[Recorded information — start]

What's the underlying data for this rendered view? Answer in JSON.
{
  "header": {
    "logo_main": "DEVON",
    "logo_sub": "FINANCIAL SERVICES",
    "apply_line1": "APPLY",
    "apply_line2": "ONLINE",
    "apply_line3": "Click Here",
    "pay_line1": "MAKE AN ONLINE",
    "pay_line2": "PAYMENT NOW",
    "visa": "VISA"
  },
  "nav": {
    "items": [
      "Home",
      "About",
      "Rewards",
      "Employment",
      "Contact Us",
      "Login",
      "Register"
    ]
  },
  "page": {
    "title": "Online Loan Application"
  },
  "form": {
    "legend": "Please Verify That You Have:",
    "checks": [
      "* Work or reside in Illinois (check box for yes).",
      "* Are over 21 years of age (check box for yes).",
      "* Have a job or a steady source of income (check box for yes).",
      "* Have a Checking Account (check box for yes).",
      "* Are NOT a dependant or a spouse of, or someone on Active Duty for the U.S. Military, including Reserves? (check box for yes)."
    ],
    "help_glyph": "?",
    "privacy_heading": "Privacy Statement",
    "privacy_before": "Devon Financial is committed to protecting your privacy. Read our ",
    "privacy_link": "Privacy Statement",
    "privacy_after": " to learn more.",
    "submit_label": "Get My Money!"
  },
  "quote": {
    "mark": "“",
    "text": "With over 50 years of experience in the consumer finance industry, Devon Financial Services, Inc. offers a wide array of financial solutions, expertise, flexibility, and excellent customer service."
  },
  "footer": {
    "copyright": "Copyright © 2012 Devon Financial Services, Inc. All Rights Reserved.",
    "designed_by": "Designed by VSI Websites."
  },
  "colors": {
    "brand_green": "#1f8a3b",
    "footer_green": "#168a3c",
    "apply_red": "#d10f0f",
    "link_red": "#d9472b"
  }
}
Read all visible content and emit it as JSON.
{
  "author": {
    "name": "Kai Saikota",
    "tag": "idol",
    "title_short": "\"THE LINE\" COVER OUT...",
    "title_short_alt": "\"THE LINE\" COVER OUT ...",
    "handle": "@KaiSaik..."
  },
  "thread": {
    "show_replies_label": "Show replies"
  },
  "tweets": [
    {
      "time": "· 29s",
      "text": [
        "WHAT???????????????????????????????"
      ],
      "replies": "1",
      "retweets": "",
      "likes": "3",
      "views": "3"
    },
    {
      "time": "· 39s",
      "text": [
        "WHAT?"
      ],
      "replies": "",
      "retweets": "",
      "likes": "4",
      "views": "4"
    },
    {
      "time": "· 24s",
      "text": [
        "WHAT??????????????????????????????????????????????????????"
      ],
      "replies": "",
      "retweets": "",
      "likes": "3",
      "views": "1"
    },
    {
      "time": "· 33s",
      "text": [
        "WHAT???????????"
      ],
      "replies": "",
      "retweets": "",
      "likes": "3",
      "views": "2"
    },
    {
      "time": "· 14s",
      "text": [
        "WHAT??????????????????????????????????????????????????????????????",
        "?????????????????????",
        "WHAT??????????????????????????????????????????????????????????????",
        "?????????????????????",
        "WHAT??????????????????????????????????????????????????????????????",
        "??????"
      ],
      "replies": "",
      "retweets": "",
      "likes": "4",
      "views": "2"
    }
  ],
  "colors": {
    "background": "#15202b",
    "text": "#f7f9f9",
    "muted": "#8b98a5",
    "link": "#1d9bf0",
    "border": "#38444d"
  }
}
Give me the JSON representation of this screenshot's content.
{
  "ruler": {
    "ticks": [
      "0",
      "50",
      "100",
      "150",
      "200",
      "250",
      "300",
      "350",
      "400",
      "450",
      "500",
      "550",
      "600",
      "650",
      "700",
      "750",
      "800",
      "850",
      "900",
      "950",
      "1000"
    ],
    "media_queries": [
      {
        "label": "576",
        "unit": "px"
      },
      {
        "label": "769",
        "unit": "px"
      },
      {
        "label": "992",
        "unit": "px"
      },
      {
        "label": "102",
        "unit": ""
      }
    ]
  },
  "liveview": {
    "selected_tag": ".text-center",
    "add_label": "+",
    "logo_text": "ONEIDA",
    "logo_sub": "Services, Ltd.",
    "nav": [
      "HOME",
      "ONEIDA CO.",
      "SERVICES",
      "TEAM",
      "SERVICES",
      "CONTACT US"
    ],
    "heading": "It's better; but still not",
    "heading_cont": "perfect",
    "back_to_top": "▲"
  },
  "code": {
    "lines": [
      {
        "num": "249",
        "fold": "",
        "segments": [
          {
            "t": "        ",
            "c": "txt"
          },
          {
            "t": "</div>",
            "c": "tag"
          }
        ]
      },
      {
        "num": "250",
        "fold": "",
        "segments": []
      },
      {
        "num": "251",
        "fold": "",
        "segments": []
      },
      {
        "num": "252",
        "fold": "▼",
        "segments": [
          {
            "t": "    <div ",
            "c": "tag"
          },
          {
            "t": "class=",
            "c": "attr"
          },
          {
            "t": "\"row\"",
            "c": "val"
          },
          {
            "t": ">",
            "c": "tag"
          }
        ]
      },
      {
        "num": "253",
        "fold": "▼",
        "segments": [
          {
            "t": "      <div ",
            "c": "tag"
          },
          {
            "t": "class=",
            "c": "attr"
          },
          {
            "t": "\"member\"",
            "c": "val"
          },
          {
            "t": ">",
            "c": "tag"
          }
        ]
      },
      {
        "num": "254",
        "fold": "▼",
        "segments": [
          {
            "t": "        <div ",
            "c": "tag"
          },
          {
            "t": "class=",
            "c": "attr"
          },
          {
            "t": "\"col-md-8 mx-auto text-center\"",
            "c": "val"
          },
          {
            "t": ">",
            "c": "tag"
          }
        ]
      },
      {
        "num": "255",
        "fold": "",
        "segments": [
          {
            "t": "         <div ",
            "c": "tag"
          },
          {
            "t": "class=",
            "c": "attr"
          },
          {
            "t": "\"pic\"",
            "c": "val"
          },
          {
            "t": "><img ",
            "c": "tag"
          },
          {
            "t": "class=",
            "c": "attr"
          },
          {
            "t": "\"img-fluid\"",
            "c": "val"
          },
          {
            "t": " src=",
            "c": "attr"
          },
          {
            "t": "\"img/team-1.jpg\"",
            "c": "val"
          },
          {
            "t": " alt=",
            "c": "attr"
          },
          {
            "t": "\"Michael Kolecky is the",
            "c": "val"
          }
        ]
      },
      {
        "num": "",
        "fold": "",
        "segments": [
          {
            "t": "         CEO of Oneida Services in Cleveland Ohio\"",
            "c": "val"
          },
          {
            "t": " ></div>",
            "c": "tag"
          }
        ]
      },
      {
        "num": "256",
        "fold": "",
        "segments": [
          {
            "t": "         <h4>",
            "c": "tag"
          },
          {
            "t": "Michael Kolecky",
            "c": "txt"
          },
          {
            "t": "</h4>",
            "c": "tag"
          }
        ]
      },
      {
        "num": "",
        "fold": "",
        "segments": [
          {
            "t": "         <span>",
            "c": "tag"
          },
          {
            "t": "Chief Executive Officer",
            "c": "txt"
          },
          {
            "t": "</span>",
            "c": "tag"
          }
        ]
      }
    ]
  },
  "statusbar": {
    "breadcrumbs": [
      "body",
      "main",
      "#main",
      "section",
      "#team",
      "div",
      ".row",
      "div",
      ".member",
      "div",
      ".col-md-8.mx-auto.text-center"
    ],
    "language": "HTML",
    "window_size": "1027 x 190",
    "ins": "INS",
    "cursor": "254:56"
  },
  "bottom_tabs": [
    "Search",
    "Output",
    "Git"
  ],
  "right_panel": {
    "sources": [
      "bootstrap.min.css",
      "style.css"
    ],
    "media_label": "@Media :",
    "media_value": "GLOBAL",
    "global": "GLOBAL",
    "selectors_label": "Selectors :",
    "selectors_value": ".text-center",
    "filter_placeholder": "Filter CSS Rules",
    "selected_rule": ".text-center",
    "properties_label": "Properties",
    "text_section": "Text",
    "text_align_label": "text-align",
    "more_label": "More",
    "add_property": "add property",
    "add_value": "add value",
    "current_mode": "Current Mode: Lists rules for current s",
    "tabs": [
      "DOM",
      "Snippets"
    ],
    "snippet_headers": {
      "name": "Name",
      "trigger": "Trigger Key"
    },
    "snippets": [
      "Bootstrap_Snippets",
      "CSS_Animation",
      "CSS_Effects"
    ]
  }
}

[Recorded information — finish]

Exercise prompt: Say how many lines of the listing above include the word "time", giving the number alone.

Response area: 5